The Russian Defense Ministry released a video clip and photos of Tuesday's joint exercise with China along with a statement saying that the mission was aimed at developing Russia-China military cooperation and was not directed at any third country.
The United States has weighed in too sources at the State Department telling VOA that the U.S. strongly supports South Korea and its concerns about the provocative air operations.
The source also said that the U.S. will continue to monitor the situation and discourage attempts to destabilize the region, calling America's commitment to the defense of its allies "ironclad".
Seoul's Joint Chiefs of Staff said Tuesday that a total of 19 military aircraft from Russia and China entered the air defense identification zone, known as KADIZ, though they said the planes did not violate South Korea's airspace.
The South Korean Air Force scrambled fighter jets, as did Japan, which says some planes entered its ID zone too.
Observers say the latest joint exercise by China and Russia is aimed at putting pressure on America and its allies ahead of a new U.S. administration set to start next month.
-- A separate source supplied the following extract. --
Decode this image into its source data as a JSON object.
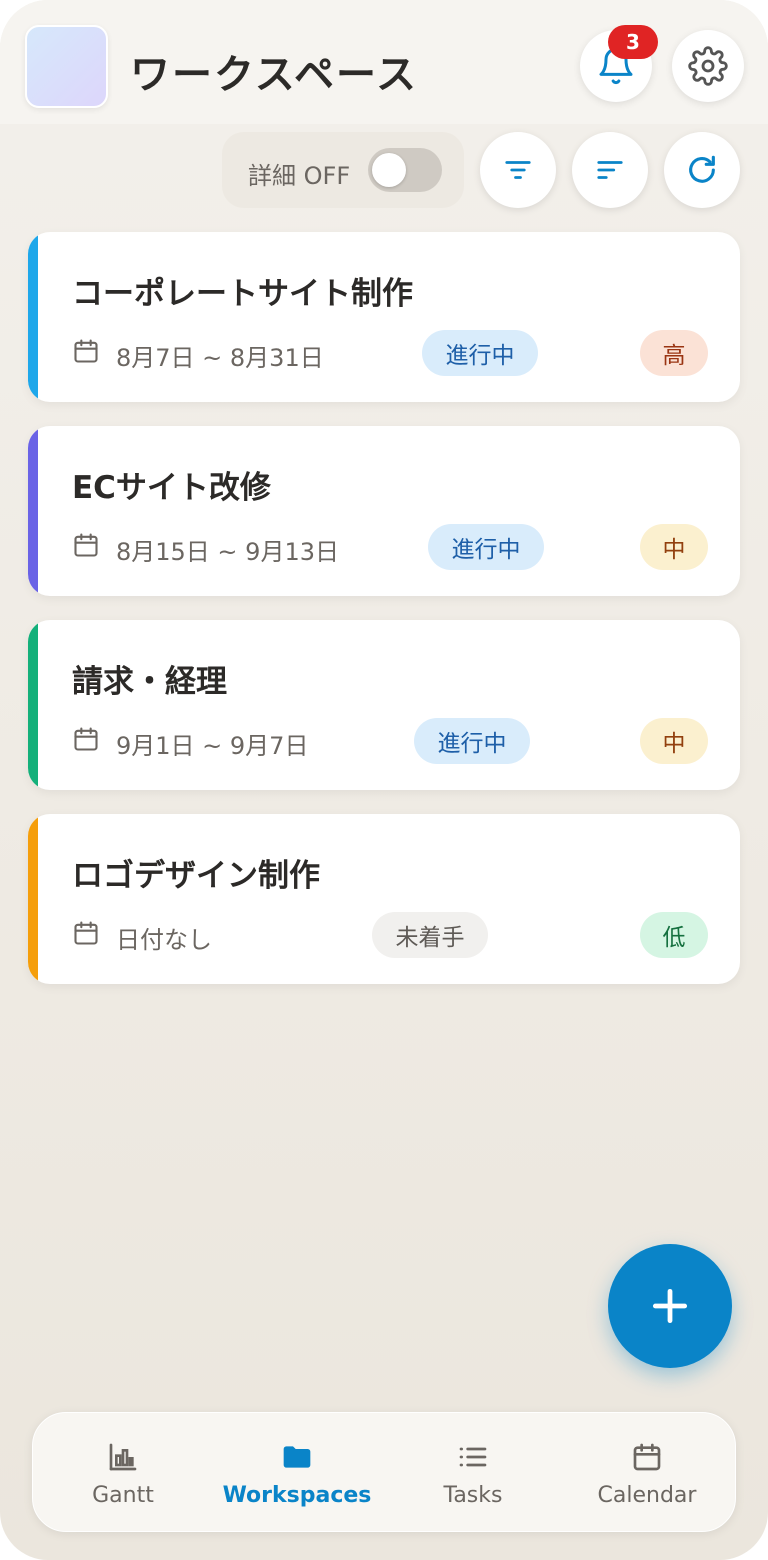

In a phone conversation Tuesday with his Russian counterpart, Chinese foreign minister Wang Yi condemned the U.S. for in his words "wielding the stick of unilateral sanctions" out of step with the times, and he emphasized Beijing-Moscow cooperation.
Russian foreign minister Sergey Lavrov said that the two countries firmly oppose what he called the undermining of multilateralism by the U.S. and that they will defend their common interests.
Yoon Jung-min, Arirang News.